Video conferencing can save lives. There are no caveats needed on that sentence.
These aren’t faddish, social media imitating, casual devices you download from the App store. These are real world tools employed to bring about better patient care in emergency situations.
They can be used to help patients right across the spectrum of the population, from the youngest to the oldest in our society.
And that begins at birth.
Virtual Home Birth Assistance
Some midwives are using video conferencing to share patient status and organize their wards, and there’s always the potential to consult external pediatricians and experts through VC, but essentially the in-hospital experience is already a pretty safe one.
But if you’re the mother of a more thrill-seeking baby who just wants to enter the world right now and can’t wait during a trip to the hospital, then the remote ambulance-to-emergency room link I mentioned earlier is for you.
But what about mothers who choose to have their baby outside a hospital, those who prefer a home birth? Video conferencing comes to the fore in this case, and can provide an additional safety net for midwives, mothers, and babies alike.
Video Calling Emergencies
Sadly, despite the marvelous advances in modern medicine over the past decades, home birth remains a much more high-risk endeavor than a hospital birth.
Research has found babies born outside a hospital are at seven times greater risk than those whose parents prefer giving birth in a hospital.
There’s a complex web of legal do’s and don’ts that govern home births across the U.S., and the factors that give rise to that higher mortality rate are the subject of debate.
What is easier to comprehend is how video conferencing could support the home birth process without becoming invasive. In its leanest form it means nothing more than having a smartphone handy, equipped with one of a dozen video calling apps and registered with a pediatrician or hospital.
If anything unusual or alarming happens pre- or post-delivery, the midwife or parents could instantly explain the situation and give their remote expert a chance to see for themselves.

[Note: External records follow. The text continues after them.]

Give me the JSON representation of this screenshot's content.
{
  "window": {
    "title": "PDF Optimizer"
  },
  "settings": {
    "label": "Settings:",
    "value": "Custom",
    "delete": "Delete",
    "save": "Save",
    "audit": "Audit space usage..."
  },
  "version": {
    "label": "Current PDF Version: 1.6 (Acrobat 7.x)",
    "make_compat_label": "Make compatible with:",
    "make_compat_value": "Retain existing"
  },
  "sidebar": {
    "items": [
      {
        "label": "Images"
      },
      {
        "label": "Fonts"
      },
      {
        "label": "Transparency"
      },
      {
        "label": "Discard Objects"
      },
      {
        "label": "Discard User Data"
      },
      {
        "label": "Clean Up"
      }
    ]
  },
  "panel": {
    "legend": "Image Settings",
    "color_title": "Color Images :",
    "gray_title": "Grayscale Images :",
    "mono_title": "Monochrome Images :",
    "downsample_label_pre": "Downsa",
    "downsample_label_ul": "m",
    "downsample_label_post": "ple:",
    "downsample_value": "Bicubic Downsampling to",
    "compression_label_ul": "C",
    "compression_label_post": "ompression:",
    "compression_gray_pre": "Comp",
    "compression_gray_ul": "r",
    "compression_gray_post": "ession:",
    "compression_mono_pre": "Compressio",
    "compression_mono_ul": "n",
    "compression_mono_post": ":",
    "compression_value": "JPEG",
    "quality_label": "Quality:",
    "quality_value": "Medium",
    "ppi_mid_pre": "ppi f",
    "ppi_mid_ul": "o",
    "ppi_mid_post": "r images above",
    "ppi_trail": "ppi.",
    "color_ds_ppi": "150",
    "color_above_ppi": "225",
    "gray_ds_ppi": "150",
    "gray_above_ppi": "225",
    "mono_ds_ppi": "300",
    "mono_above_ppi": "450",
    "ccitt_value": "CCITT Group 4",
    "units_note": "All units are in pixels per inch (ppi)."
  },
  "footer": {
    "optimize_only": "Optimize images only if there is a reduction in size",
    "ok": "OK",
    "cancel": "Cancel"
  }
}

A more sophisticated approach would involve using modern webcams that provide high-resolution images and can be operated remotely, letting the doctor take charge. There are also a range of medical devices currently available, such as stethoscopes and thermometers, that can send a patient’s vital signs directly to their doctor, so a pediatrician or obstetrician could check a baby’s heartbeat, listen to his breathing, and even look inside his mouth, ears, and nose.
That kind of setup, and the need to register your birth and video link with a remote service so there’s someone available to take your call, takes some planning, but if it saves a life–or prevents the intense anxiety of new parents–it’s certainly worth it.

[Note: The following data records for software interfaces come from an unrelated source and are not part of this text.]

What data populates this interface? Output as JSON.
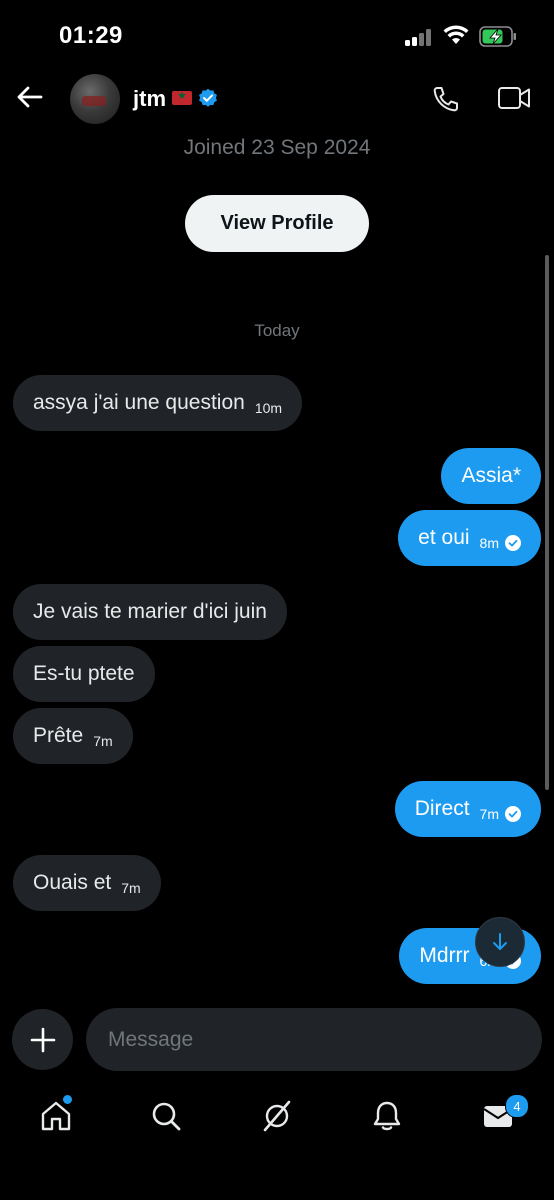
{
  "status_bar": {
    "time": "01:29"
  },
  "header": {
    "username": "jtm",
    "joined": "Joined 23 Sep 2024",
    "view_profile_label": "View Profile"
  },
  "conversation": {
    "day_label": "Today",
    "messages": [
      {
        "text": "assya j'ai une question",
        "time": "10m",
        "direction": "incoming"
      },
      {
        "text": "Assia*",
        "time": "",
        "direction": "outgoing"
      },
      {
        "text": "et oui",
        "time": "8m",
        "direction": "outgoing",
        "read": true
      },
      {
        "text": "Je vais te marier d'ici juin",
        "time": "",
        "direction": "incoming"
      },
      {
        "text": "Es-tu ptete",
        "time": "",
        "direction": "incoming"
      },
      {
        "text": "Prête",
        "time": "7m",
        "direction": "incoming"
      },
      {
        "text": "Direct",
        "time": "7m",
        "direction": "outgoing",
        "read": true
      },
      {
        "text": "Ouais et",
        "time": "7m",
        "direction": "incoming"
      },
      {
        "text": "Mdrrr",
        "time": "6m",
        "direction": "outgoing",
        "read": true
      }
    ]
  },
  "composer": {
    "placeholder": "Message"
  },
  "tabbar": {
    "messages_badge": "4"
  },
  "colors": {
    "accent": "#1d9bf0",
    "incoming_bubble": "#202327",
    "background": "#000000",
    "muted_text": "#71767b"
  },
  "icons": [
    "back-arrow-icon",
    "verified-badge-icon",
    "phone-icon",
    "video-icon",
    "scroll-down-icon",
    "plus-icon",
    "home-icon",
    "search-icon",
    "grok-icon",
    "bell-icon",
    "mail-icon",
    "check-icon"
  ]
}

The lack of such a video conferencing set up during a home birth has already been bemoaned in court.
Saving Lives with a Video Call
A UK court recently heard the death of a newborn baby could have been avoided if pediatricians had been able to view its condition moments after a home birth.
The hospital system in question has since moved to ensure all future home births are equipped with video calling to limit such catastrophes. In light of that horror, perhaps a video link could become mandatory for all home births?
It wouldn’t have to be a logistical nightmare for the parents, either. Browser-based web calling shifts the emphasis toward software, rather than hardware, meaning any internet-enabled device with a screen and camera can host a call after a quick download. And there are a number of VC services that let people meet across platforms and devices in order to do away with compatibility issues.
Again, there’s a mess of politics and state laws to get through before such a system could be widely implemented in the U.S.
That’s a shame, because a video conferencing supported network of doctors, pediatricians, and midwives could be set up right now to improve the home birth experience.
And it would save lives.
Image Source: Flickr CC User Jason Lander